The FDLE handed over their findings to the State Attorney's office. The Panama City Police Department and State Attorney's office declined to comment on camera.

Montgomery police officer charged with using position to unlawfully enter local residence

MONTGOMERY, Alabama -- A Montgomery police officer has been charged with using his position to unlawfully enter the home of a local resident.
Destin Ryals, 21, was arrested on Oct. 22 at his home with the assistance of the Prattville Police Department on the misdemeanor charge of first-degree criminal trespass, the Montgomery Department of Public Safety released today.
The Montgomery Police Department initiated the investigation Monday after receiving a citizen complaint that a police officer had used his position to unlawfully enter a local residence.
Ryals is accused of entering the home under false pretenses after the resident opened the door to the officer.
As part of its investigation, MPD is reviewing all citizen contacts involving the officer during his six months of patrol duty with the department, the Department of Public Safety released.
Ryals was immediately relieved of duty and termination proceedings were initiated, according to the department. Ryals subsequently resigned Monday, effective immediately.

La Crosse Police officer charged with drug possession
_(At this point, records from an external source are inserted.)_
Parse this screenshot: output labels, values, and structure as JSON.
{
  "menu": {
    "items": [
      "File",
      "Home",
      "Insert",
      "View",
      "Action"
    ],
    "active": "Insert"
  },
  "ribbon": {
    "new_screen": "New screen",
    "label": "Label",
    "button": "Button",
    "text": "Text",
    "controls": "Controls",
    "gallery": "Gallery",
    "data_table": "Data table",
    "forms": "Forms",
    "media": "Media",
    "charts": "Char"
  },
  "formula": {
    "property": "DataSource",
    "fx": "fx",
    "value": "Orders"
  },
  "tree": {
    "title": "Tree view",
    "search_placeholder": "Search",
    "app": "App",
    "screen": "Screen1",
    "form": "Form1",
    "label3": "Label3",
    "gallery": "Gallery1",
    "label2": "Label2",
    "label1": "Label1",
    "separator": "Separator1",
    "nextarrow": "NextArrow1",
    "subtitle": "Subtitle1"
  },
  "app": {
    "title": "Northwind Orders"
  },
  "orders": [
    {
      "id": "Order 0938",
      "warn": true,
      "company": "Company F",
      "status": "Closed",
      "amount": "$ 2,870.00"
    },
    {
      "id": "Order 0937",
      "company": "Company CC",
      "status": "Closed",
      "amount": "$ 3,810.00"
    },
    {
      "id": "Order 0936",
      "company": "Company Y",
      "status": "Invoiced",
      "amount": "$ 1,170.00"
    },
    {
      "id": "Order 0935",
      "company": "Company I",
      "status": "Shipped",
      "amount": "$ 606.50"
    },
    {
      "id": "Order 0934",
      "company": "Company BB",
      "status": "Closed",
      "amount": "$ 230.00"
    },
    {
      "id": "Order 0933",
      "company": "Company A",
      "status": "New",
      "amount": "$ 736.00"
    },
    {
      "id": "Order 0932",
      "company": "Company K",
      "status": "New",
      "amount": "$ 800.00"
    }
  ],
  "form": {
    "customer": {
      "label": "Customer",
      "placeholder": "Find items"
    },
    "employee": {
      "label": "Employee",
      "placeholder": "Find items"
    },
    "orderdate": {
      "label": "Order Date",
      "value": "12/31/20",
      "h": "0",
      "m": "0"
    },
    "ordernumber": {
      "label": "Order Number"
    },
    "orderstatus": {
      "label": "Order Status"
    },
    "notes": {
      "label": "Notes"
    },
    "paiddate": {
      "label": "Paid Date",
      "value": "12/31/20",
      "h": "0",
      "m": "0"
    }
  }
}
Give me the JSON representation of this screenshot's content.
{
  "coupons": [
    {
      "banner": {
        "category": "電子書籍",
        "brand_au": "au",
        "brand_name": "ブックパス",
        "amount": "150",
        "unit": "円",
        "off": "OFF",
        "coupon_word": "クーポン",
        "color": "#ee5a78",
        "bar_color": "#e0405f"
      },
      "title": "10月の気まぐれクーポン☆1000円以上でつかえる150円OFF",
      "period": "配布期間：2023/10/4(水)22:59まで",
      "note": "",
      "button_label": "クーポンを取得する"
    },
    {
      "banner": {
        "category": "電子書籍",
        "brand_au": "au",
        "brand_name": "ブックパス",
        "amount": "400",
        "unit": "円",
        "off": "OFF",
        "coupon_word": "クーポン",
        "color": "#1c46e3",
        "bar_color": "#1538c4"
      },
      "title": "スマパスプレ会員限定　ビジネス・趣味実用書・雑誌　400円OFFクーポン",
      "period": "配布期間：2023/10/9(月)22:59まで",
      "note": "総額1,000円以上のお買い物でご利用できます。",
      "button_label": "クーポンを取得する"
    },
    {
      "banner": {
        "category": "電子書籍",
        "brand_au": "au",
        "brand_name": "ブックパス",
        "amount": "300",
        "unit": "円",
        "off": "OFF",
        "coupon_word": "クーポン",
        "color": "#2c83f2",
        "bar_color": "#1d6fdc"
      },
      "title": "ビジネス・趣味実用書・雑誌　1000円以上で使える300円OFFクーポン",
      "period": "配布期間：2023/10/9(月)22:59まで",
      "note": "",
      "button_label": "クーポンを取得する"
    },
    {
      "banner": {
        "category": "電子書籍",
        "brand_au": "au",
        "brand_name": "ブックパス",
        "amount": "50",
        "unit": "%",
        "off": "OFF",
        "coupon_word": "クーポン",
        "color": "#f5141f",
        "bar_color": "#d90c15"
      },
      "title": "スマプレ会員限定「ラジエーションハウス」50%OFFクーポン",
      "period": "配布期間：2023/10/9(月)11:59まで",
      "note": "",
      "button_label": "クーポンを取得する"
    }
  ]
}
 A sting with fake drugs led to the arrest and resignation of a La Crosse Police officer earlier this summer.
At a court appearance scheduled for Wednesday afternoon, former La Crosse Police Lieutenant Brian Thompson faces charged with one count of Possession of Narcotic Drugs.
The criminal complaint against Thompson says the investigation began after concerns that Thompson was spending time in the department's evidence room that weren't a part of his normal duties.  It also says Thompson asked other officers if they had any leftover pain medications.
The complaint says Assistant Chief Robert Abraham had Captain Jason Melby pack a duffel bag with personal items and a bottle of fake narcotic pills.
Chief Abraham then gave the duffel to Thompson and told him to take care of putting it into evidence. The complaint says that video cameras later captured Thompson searching the bag.
When Abraham asked if there was anything in the bag, Thompson replied that there were only clothes in the duffel bag.  Later, when Abraham checked, he found the pill bottle, now empty, in the duffel bag. Thompson again said that there were only clothes in the bag when he was asked a second time.
On August 13, Thompson admitted he took the pills from the bag and ingested them.  He also told investigators that on at least three occasions he took methamphetamine from the evidence locker and ingested those drugs.